How to complete this task :: Output a character-exact copy of the data, images removed.

=== Section Start ===

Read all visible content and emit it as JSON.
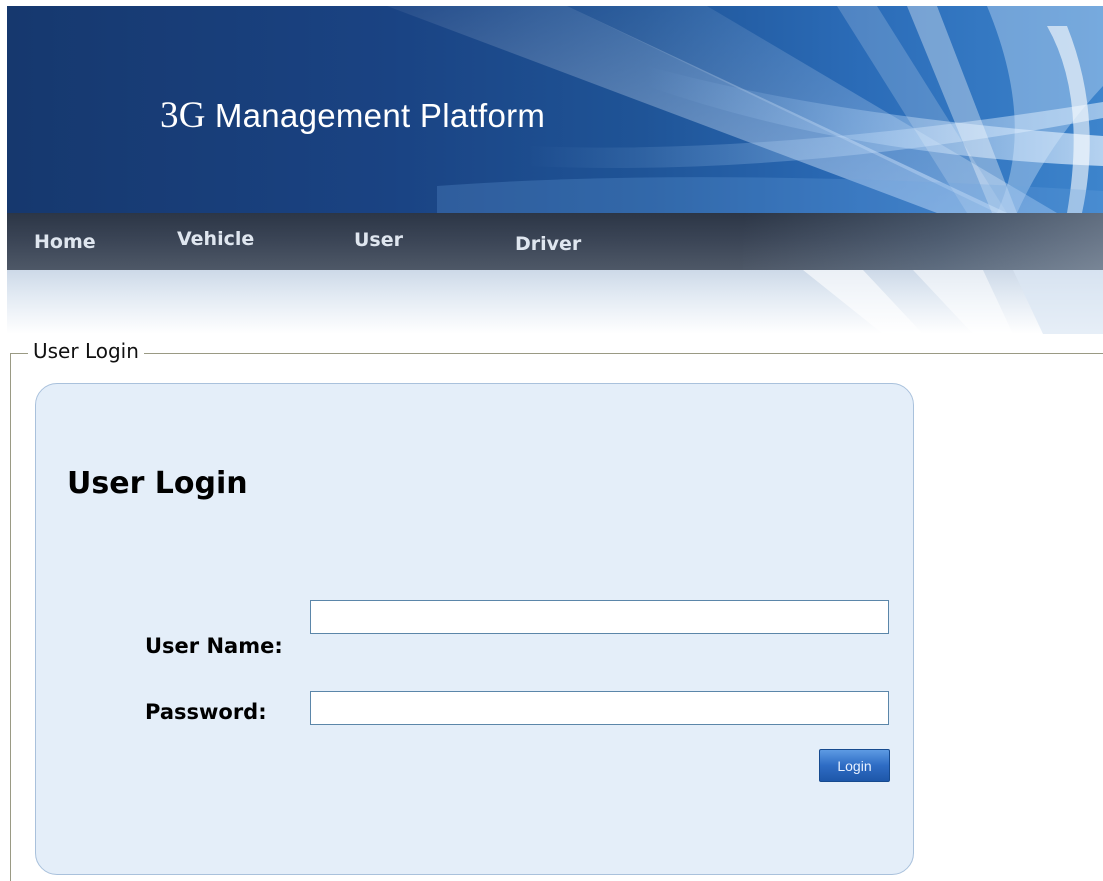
{
  "header": {
    "title_prefix": "3G",
    "title_text": "Management Platform"
  },
  "nav": {
    "items": [
      {
        "label": "Home"
      },
      {
        "label": "Vehicle"
      },
      {
        "label": "User"
      },
      {
        "label": "Driver"
      }
    ]
  },
  "fieldset": {
    "legend": "User Login"
  },
  "login": {
    "heading": "User Login",
    "username_label": "User Name:",
    "username_value": "",
    "password_label": "Password:",
    "password_value": "",
    "submit_label": "Login"
  },
  "colors": {
    "banner_dark": "#16386e",
    "banner_light": "#3d84cc",
    "nav_bg": "#3a4455",
    "panel_bg": "#e4eef9",
    "panel_border": "#a9c1dc",
    "button": "#2e6cc4"
  }
}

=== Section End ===

Solved exercise ::
Read all visible content and emit it as JSON.
{
  "header": {
    "title_prefix": "3G",
    "title_text": "Management Platform"
  },
  "nav": {
    "items": [
      {
        "label": "Home"
      },
      {
        "label": "Vehicle"
      },
      {
        "label": "User"
      },
      {
        "label": "Driver"
      }
    ]
  },
  "fieldset": {
    "legend": "User Login"
  },
  "login": {
    "heading": "User Login",
    "username_label": "User Name:",
    "username_value": "",
    "password_label": "Password:",
    "password_value": "",
    "submit_label": "Login"
  },
  "colors": {
    "banner_dark": "#16386e",
    "banner_light": "#3d84cc",
    "nav_bg": "#3a4455",
    "panel_bg": "#e4eef9",
    "panel_border": "#a9c1dc",
    "button": "#2e6cc4"
  }
}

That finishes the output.